Web page and app entries
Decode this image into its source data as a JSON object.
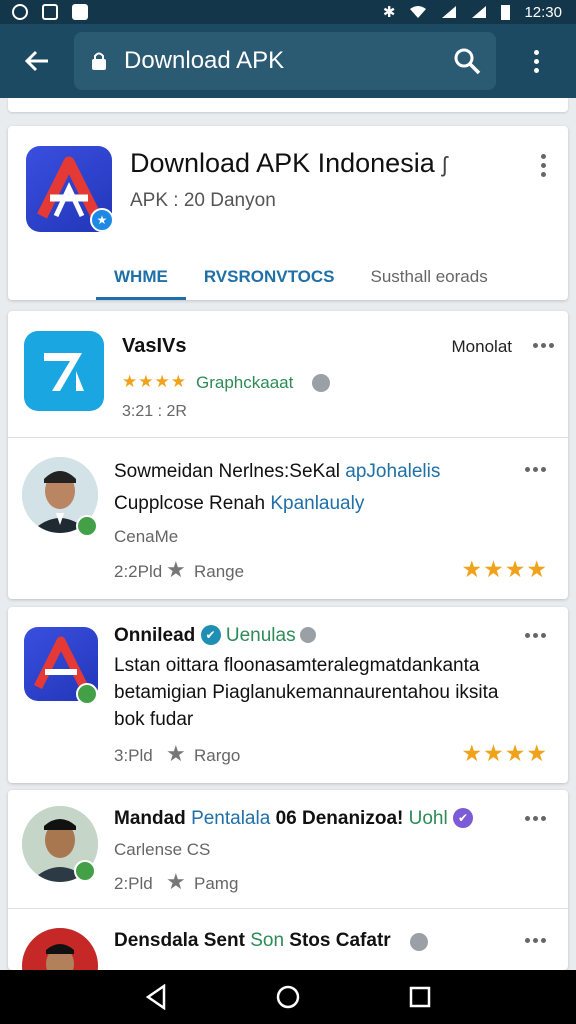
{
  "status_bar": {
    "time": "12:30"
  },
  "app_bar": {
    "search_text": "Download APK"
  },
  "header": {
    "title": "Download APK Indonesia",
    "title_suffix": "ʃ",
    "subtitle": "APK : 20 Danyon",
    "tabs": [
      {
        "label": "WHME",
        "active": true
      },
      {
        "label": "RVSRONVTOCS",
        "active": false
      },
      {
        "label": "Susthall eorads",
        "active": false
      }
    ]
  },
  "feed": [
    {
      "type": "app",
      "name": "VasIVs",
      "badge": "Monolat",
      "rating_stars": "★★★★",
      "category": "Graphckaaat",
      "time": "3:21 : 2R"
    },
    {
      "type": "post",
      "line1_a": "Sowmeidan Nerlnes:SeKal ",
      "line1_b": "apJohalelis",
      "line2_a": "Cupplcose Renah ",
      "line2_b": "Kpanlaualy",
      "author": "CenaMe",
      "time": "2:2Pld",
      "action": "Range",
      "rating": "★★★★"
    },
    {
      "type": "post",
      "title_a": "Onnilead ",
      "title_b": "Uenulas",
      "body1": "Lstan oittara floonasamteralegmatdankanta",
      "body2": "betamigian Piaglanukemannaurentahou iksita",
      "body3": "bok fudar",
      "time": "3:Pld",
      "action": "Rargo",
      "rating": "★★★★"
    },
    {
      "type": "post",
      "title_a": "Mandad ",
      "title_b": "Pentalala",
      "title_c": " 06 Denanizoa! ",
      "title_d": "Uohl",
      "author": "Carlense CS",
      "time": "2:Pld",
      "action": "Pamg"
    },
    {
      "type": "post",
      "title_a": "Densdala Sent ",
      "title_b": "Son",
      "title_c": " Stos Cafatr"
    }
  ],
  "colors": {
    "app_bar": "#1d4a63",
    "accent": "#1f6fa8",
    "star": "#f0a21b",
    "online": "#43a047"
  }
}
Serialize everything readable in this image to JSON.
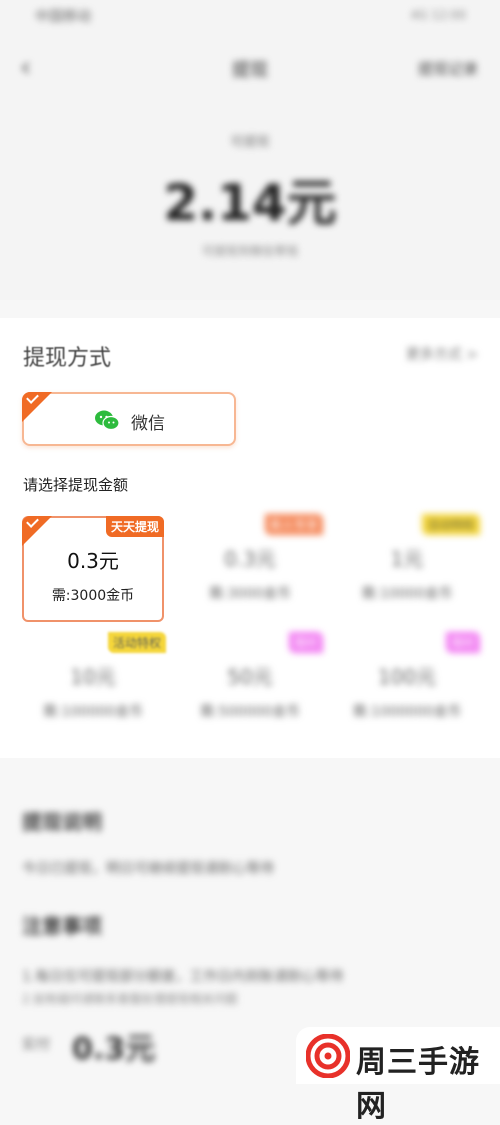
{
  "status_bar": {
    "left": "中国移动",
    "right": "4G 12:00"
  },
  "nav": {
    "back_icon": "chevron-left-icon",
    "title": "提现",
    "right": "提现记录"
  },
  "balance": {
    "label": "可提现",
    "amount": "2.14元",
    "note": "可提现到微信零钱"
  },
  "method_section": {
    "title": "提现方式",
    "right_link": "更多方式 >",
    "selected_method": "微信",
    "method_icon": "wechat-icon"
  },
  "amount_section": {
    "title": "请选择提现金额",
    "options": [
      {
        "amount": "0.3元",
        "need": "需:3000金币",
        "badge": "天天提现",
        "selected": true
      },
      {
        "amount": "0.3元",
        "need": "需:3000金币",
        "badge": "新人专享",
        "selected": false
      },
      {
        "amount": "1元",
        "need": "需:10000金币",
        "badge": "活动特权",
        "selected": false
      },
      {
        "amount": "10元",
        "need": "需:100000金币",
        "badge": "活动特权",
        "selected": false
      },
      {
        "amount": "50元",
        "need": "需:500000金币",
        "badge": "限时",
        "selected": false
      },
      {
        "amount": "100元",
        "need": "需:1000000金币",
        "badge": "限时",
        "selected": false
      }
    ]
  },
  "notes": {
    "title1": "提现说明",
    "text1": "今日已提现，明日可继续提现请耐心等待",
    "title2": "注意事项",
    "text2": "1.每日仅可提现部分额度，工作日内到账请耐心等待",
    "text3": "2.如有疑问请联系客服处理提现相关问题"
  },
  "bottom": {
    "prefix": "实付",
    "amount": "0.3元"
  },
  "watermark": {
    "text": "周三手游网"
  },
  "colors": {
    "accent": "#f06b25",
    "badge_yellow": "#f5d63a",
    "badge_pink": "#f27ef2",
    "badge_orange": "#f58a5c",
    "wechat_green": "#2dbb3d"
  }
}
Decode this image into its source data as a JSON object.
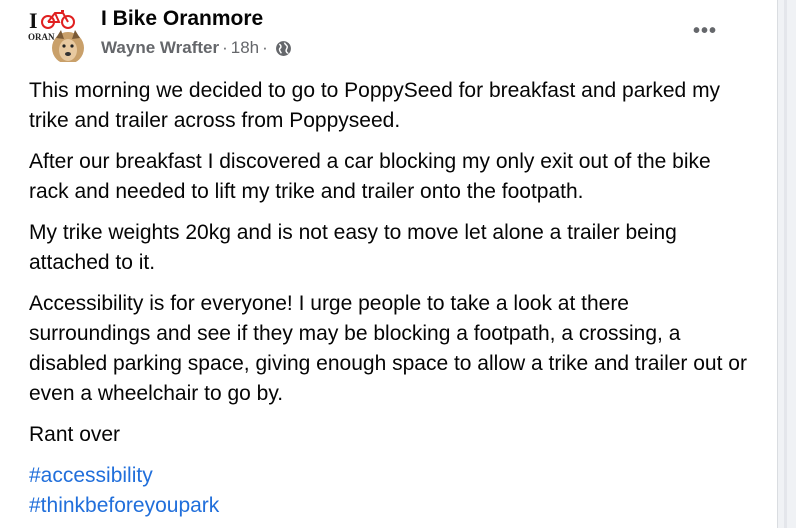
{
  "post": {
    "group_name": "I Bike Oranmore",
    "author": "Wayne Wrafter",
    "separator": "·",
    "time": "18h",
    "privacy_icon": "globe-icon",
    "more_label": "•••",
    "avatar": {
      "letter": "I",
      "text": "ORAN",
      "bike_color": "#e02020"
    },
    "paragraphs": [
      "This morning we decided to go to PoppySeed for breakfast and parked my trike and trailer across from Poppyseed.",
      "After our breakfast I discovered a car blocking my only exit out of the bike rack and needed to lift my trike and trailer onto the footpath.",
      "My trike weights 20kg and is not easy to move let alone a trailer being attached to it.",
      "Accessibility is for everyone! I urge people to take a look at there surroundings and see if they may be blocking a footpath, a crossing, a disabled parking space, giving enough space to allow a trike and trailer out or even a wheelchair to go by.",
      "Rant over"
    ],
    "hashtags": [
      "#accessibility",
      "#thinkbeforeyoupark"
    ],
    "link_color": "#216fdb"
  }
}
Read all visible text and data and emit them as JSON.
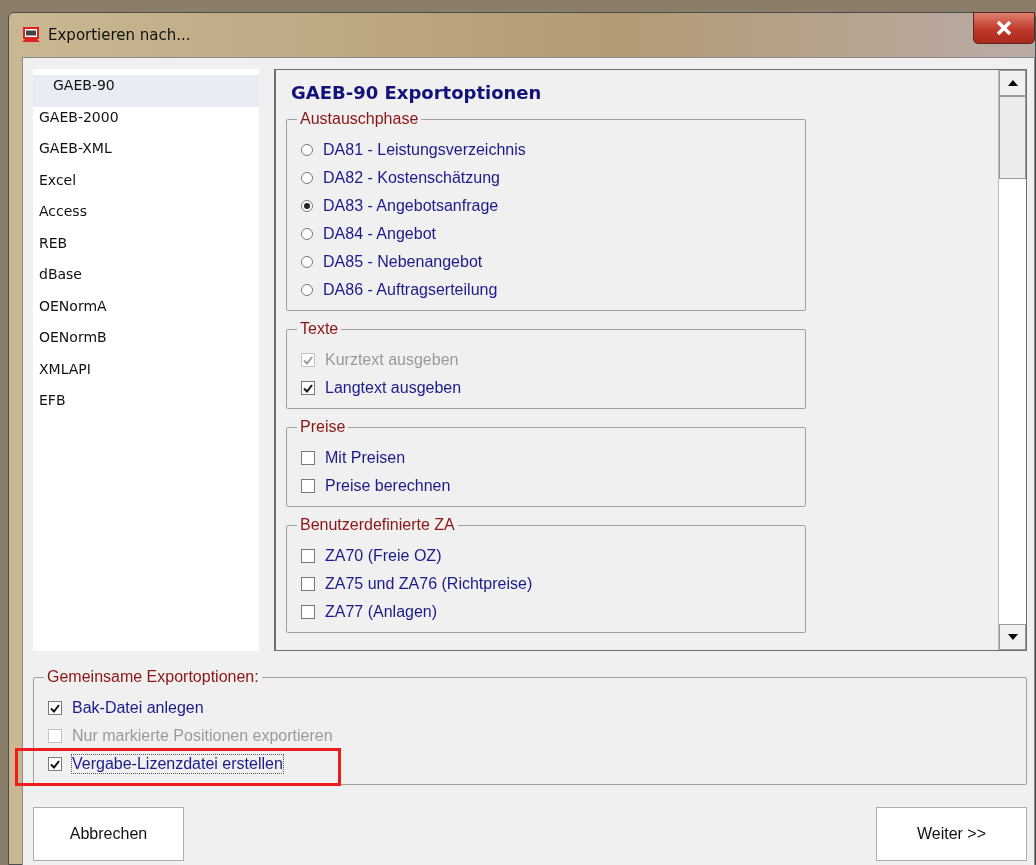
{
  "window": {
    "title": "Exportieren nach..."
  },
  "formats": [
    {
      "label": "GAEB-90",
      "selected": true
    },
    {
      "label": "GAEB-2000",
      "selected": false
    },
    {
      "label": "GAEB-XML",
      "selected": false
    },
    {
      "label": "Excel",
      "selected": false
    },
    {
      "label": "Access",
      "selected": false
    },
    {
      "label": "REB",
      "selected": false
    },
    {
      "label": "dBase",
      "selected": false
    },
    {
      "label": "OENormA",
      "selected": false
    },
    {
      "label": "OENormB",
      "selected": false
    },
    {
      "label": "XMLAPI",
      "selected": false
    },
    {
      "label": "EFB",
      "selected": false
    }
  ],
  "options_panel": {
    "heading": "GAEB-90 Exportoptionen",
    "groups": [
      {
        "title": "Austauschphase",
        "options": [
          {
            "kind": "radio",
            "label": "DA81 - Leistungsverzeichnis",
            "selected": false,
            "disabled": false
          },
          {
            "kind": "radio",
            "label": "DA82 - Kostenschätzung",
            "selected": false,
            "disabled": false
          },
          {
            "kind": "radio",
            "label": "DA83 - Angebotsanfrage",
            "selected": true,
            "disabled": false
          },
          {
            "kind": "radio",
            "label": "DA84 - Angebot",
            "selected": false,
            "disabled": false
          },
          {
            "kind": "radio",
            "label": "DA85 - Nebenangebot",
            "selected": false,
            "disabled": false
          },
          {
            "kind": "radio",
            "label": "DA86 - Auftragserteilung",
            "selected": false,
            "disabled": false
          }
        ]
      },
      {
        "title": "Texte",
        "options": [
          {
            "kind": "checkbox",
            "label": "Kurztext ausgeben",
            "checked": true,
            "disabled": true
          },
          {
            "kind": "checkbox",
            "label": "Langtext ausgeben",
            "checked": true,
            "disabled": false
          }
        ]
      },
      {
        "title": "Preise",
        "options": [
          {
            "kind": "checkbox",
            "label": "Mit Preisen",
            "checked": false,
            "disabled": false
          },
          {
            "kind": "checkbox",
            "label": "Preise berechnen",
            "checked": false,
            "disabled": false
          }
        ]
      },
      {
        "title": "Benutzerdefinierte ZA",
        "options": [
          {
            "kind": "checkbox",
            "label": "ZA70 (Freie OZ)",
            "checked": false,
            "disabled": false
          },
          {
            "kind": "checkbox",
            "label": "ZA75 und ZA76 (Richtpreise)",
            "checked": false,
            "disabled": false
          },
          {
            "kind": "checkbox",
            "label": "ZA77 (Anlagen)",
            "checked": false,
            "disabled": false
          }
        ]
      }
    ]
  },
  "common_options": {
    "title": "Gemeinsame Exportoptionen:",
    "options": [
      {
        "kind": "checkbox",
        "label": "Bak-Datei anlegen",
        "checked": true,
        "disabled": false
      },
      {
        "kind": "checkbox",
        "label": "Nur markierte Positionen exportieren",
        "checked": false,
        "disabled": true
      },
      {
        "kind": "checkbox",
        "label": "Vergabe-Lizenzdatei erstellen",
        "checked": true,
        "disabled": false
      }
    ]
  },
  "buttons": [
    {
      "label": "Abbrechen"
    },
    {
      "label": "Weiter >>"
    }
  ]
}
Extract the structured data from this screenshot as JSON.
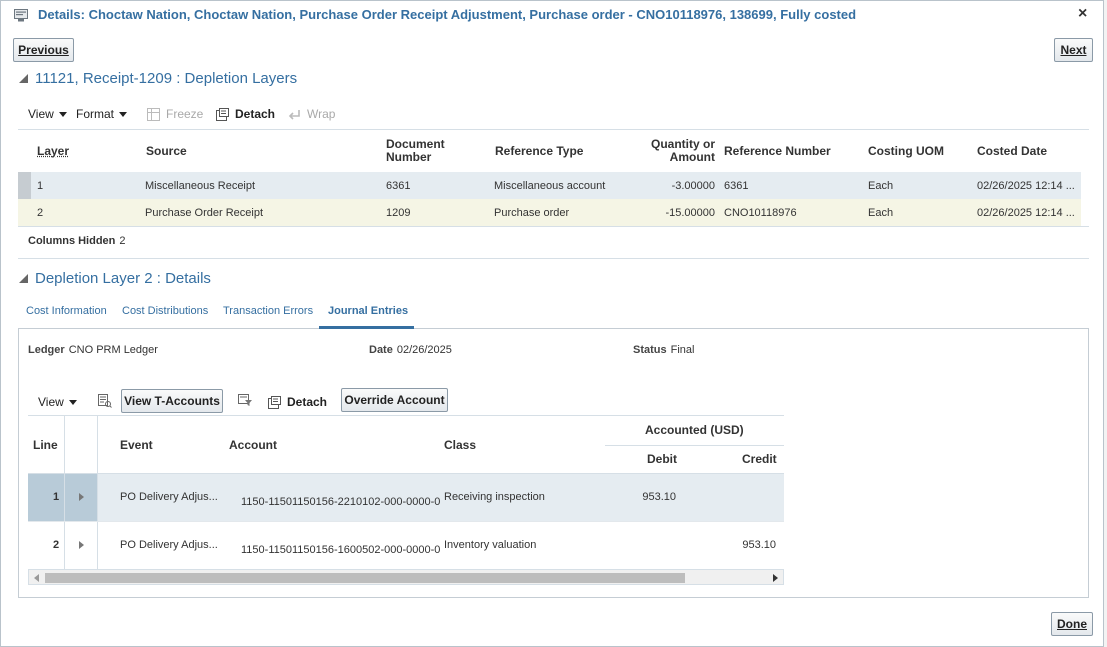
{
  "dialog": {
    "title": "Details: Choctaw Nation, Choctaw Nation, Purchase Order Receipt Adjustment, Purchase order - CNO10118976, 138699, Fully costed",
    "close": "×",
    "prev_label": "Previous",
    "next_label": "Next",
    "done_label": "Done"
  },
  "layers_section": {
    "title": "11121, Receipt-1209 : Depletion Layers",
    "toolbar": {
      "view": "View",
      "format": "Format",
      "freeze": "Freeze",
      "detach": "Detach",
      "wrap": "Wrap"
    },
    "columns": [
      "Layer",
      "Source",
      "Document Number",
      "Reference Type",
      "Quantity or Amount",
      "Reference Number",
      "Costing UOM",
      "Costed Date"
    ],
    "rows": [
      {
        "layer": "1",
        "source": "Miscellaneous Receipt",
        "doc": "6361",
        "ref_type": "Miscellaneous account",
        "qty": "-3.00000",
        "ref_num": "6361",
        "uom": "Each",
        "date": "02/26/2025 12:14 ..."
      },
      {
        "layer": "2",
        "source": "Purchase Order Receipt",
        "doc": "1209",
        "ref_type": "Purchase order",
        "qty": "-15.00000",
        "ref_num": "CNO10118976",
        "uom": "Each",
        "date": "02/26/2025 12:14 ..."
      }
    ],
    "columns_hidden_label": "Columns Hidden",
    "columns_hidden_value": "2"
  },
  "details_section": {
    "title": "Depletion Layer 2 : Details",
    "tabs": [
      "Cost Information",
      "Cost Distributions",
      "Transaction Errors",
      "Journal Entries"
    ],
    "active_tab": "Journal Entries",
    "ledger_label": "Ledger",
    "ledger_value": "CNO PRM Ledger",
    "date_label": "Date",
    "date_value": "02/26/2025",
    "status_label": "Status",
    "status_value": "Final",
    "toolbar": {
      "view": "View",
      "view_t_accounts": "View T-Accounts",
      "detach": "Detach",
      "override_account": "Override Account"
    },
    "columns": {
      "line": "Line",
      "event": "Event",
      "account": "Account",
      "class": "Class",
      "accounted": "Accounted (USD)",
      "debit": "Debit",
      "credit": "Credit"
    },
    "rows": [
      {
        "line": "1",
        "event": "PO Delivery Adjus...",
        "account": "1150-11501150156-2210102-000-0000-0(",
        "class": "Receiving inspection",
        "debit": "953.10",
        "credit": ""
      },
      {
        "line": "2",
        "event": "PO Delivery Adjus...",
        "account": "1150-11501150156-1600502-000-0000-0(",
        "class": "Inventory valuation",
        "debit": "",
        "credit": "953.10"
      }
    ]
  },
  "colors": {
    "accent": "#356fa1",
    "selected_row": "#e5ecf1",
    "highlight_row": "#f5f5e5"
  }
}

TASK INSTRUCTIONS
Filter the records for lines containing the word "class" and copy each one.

COMPLETED EXERCISE
      "class": "Class",
        "class": "Receiving inspection",
        "class": "Inventory valuation",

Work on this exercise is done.